The story at the center of Jack Ketchum’s “The Lost” calls to mind true crime tales like “The River’s Edge” and “Say, You Love Satan”. At the center of these stories are charismatic and fractured Borderlines and Sociopaths who exhaust all the morally ambiguous and victimless avenues for eradicating their impotence and pain, and end up committing murder to affirm their fantastic notions of self. Where the film adaptation of ‘The Lost’ differs is that it takes a phenomenological approach to the tragic events and people at its core. We find out what is driving our central character Ray Pye, but we are also are given a chance to glimpse into the internal lives of those caught in his personal maelstrom.
“The Lost” starts with an attack on two female campers by Ray Pye (Marc Senter). Pye’s reluctant acolytes, Jennifer (Shay Astar) and Tim (Alex Frost) watch him shoot the campers and before they know it they are in over their heads. One of the campers manages to escape and the second girl dies on the scene. The escaped girl falls into a coma and Ray, Jennifer and Tim evade prosecution.
Four years later, Ray and his friends are still free when the comatose girl who survived their attack dies in the hospital. Her death re-ignites the flame of lead Detective Charlie Schilling (Michael Bowen). Schilling has long been convinced of Ray’s guilt and uses flimsy pretense to try and reintroduce himself into Pye’s life.
Pye is the assistant manager at a motel run by his mother. Schilling spends his time trying to rebuild the case against Pye. Pye spends his time selling and using drugs, chasing women and strong arming Jennifer and Tim into keeping their secret. Into this core story several of the town’s inhabitants are introduced. Each has a role to play in the final act of Ray’s story even if some of the roles are not immediately identifiable. The watchful gaze of Schilling and an under realized relationship with a tough minded high schooler named Cat, eventually force Ray’s demon side to the surface. The stories converge and the inevitable violent end to Ray’s road is reached.
I was not a fan of “The Girl Next Door”, another notable big-screen adaptation of Jack Ketchum’s work.

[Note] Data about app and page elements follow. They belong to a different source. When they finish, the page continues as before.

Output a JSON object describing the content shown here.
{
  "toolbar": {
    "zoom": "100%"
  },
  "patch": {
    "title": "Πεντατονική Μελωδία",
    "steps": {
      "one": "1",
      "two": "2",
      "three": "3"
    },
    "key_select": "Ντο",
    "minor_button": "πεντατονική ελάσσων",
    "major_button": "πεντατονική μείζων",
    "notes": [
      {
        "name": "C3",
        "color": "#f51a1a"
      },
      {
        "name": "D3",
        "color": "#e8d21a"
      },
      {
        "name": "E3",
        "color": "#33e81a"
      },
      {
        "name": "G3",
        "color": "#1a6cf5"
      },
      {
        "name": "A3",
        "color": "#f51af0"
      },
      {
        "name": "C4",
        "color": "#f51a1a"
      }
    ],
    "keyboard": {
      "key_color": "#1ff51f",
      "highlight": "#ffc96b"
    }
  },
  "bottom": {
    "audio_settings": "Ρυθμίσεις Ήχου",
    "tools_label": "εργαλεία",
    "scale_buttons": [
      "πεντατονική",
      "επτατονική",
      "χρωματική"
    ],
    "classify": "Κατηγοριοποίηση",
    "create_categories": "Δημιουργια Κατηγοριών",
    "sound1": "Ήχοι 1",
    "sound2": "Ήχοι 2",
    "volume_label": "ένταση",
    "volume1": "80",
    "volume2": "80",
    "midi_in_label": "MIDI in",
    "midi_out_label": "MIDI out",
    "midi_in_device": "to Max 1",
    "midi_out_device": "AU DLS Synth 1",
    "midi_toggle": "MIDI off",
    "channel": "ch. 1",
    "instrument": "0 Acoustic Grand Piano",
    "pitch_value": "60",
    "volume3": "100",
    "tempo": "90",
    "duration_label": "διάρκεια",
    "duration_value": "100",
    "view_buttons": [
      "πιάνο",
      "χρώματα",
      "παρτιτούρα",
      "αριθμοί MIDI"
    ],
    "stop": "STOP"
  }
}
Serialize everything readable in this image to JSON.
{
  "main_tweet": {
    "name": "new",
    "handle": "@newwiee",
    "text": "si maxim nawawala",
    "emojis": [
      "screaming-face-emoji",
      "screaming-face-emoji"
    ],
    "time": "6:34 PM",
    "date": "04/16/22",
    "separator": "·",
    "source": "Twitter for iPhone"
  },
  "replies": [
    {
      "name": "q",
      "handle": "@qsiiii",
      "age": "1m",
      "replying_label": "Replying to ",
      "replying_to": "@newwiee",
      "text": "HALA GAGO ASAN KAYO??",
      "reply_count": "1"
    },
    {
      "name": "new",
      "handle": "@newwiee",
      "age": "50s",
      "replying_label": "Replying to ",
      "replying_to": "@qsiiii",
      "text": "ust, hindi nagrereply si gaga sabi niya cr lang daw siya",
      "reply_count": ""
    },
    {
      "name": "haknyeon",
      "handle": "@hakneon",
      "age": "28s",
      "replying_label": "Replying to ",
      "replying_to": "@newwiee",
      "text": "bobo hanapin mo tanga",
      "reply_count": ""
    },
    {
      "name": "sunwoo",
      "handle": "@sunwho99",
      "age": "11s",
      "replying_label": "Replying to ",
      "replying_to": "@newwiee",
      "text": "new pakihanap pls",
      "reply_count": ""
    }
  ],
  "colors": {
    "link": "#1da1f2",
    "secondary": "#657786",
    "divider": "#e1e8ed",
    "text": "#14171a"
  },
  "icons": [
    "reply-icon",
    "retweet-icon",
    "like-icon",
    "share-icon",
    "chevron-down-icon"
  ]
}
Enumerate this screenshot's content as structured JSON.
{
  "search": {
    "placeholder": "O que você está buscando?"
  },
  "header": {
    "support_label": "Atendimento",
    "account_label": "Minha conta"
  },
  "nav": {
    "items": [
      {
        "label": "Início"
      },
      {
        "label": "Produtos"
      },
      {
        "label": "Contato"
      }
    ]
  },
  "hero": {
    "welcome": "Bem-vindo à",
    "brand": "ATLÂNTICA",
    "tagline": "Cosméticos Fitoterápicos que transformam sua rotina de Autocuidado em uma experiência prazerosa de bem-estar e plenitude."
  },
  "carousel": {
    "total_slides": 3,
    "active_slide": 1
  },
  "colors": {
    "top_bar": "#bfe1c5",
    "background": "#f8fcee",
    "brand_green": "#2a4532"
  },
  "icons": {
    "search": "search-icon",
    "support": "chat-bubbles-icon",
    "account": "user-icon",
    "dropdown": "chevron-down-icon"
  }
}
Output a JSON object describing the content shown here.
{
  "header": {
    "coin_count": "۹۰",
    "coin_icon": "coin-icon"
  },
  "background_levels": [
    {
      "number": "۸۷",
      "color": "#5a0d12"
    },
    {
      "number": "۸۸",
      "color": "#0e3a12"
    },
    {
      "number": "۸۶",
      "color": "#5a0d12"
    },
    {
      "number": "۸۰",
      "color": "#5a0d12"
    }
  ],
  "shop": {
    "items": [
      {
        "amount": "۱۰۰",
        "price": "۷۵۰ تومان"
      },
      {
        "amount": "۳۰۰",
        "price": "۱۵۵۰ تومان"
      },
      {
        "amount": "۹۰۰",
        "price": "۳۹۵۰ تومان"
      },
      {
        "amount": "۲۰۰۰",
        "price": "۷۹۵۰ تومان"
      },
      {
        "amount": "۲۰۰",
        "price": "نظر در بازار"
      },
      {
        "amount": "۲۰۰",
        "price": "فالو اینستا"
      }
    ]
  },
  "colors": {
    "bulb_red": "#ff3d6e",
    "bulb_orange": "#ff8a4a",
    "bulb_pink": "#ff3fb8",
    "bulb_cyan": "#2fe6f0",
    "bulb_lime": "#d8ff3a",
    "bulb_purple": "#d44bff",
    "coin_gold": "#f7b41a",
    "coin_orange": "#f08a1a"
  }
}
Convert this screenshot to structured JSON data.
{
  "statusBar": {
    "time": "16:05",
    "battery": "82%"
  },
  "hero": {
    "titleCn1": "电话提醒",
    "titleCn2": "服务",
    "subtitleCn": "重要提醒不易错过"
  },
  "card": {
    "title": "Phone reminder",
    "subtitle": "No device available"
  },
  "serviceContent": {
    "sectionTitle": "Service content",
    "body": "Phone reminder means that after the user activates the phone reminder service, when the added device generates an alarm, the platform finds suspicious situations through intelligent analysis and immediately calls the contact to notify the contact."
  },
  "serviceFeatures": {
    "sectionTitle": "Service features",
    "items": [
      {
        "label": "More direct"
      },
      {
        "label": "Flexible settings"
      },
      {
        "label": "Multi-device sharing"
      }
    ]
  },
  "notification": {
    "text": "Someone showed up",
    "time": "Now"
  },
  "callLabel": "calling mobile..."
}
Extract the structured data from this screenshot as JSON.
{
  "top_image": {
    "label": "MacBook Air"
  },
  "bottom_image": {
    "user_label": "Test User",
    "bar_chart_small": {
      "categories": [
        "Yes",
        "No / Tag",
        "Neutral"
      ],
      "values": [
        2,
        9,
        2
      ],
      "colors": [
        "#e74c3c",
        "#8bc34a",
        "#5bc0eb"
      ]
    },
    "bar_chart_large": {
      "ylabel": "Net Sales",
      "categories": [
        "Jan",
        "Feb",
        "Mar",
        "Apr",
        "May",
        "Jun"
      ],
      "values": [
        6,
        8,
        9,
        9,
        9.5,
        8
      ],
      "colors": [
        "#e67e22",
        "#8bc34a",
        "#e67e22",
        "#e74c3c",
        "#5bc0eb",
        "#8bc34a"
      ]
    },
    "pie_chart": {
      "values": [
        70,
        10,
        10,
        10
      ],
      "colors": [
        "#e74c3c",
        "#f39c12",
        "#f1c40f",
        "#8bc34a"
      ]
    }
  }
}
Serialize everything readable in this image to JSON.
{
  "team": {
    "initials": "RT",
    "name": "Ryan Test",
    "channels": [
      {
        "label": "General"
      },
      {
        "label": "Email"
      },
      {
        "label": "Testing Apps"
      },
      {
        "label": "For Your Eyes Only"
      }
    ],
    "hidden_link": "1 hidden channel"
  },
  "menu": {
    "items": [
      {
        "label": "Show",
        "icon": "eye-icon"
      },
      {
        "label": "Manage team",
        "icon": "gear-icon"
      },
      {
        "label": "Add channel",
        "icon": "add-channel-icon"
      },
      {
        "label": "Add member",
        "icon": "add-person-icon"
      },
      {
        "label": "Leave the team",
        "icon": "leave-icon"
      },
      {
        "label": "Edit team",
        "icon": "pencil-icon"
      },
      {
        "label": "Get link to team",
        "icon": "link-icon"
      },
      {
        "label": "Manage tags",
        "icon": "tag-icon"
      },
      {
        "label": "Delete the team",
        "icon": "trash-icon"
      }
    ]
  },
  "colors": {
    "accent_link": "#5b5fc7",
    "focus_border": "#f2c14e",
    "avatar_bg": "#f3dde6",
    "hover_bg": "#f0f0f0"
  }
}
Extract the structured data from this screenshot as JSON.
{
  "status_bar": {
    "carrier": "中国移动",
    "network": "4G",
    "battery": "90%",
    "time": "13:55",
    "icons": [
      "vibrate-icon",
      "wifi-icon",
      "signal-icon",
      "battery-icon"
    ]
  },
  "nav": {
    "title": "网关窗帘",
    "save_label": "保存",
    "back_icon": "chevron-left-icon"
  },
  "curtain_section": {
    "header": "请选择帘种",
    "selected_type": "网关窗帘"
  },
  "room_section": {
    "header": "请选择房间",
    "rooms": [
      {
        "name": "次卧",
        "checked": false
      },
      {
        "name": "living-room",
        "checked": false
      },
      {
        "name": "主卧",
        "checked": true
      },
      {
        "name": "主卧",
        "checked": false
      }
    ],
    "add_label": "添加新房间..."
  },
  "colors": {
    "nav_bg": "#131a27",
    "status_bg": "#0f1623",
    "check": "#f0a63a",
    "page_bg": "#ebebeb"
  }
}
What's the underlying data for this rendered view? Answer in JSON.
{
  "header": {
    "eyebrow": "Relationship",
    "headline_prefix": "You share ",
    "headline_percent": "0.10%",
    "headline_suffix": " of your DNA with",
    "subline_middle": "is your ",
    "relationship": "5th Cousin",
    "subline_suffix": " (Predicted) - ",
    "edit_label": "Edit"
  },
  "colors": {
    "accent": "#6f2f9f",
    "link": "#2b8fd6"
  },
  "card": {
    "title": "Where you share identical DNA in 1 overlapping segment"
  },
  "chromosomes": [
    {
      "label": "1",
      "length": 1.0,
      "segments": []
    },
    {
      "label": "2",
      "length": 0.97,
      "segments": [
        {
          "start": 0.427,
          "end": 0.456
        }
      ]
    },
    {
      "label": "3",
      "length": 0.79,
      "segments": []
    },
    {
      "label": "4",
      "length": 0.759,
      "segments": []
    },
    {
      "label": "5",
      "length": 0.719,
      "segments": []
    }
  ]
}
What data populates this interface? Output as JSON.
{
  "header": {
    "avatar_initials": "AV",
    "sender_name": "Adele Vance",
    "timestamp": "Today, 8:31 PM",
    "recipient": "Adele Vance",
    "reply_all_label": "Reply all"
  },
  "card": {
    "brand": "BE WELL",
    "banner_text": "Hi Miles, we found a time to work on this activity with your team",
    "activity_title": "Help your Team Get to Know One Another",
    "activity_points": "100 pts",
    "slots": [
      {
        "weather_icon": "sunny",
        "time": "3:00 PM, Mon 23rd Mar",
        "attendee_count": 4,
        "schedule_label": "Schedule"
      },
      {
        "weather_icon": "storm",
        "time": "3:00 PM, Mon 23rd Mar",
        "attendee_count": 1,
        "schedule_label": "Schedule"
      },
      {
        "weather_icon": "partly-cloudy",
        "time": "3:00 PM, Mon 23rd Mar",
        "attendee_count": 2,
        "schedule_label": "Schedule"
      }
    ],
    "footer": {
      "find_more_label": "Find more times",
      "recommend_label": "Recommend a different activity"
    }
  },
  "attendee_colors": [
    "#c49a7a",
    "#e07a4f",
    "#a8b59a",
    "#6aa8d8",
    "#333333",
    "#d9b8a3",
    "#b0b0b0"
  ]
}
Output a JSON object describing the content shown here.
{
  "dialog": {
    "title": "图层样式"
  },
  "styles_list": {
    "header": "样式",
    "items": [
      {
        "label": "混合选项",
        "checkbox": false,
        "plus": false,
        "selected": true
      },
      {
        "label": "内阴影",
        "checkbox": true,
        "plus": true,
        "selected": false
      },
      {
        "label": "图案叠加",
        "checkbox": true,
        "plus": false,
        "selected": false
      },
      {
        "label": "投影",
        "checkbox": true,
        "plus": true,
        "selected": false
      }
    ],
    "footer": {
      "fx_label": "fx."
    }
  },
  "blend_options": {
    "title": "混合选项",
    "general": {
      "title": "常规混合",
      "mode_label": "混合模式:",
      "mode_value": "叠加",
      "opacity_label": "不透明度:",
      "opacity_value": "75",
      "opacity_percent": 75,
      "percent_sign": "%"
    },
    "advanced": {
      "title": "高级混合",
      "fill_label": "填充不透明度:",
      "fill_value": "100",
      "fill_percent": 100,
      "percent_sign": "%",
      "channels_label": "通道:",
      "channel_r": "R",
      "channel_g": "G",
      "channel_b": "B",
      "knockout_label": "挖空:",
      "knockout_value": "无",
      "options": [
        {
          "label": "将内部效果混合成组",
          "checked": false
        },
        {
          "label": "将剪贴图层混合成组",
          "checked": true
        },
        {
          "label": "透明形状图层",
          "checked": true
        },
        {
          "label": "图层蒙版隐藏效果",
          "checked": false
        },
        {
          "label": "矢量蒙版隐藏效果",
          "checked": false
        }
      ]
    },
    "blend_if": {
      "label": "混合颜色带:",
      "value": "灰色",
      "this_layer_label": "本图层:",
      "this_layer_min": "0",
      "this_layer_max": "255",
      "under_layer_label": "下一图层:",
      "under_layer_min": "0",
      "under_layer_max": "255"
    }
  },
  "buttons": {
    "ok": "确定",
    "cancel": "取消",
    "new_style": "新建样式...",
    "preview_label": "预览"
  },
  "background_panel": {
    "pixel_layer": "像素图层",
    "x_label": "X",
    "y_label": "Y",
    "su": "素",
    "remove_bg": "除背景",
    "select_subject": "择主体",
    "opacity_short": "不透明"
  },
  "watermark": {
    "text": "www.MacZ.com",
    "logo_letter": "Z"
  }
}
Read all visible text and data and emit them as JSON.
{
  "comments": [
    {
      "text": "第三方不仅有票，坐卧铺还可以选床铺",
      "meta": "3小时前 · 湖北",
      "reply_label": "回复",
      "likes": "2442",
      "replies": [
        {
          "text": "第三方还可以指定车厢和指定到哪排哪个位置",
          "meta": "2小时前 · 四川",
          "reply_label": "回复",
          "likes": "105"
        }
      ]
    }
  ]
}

I found that film to be flat and stagey where it needed to be expressive or raw to carry the emotions of the story. “The Lost” does not repeat that mistake. It does have portions that seem too clean and moments where the performances are less than what they should be but they are so fleeting that I feel a little nitpicky even bringing it up. This is probably because overall the performances are so good that they support a checkerboard story structure that otherwise might have been frustrating. As Ray, Senter is at times uneven instead of unbalanced; but when he’s dialed in he plays a very believable and unlikeable Sociopath.
The secondary characters, especially the women in Ray’s life, provide amazing depth to the picture as individual characters as well as the conduits for his maternally motivated animosity. Astar, Robin Sydney and Megan Henning are a vital and diverse part of the sociological landscape of “The Lost”. Each one is young and attractive, but they are people at very different stations in life. Their varying responses to Ray give the audience more context and authenticity than most horror films and psychological thrillers ever attempt to portray.
Another standout performance is Michael Bowen as Detective Charlie Schilling. Now, I’ll admit I am a Michael Bowen shill from ‘Valley Girl’ through his Tarantino work. He’s a very intuitive performer with a great sense of comic timing. Even with his great body of work this may still rank as a Tour de Force role. Schilling is a dickish and loosely principled bulldog with a great deal of unspoken transference fueling his pursuit of Ray Pye. Bowen is able to be hard-bitten, off kilter and hold our sympathies along with our disdain all within the space of a single scene. This is truly a must watch for those who have followed and enjoyed the man’s work.
Director Chris Sivertson gets a lot of credit here as well. He pulls really nice performances from his cast and manages to create David Lynch-like atmospherics that enable the viewer to forgive and forget some of the film’s shortcomings. The calculated and disorienting ambiguity of eras and environments allow this story to exist in a universe where different colloquia, geography, and music all intermingle without presenting a point of disconnection for the audience. It’s no mean feat, and it’s one of the things that has always impressed me the most in David Lynch’s work. That Sivertson understands the aesthetic and has the skills to pull it off is a huge feather in his cap.
Not so much a horror film as a psychological thriller, “The Lost” features a hardball ending and a well realized pay-off to its dread filled collision montage and checkerboard assembly. The camera work is mostly outstanding and the editing ranges from clever to seamless. The film is a display of high talent on an independent scale budget. Best of all it gives the viewer a lot of room to ponder the people involved in the story.
Ultimately Ray Pye is an empty childish monster playing at life. His victims are troubled, wayward, and fledgling; lost but endeavoring to find a life beyond their pain. This dichotomy between killer and victims creates a monumental sense of cosmic injustice. It is the same kind of injustice that resonates in us all when we are faced with inexplicable violent tragedy. That the film can echo that sense of loss allows it to rise above any shortcomings and become truly memorable and worthy.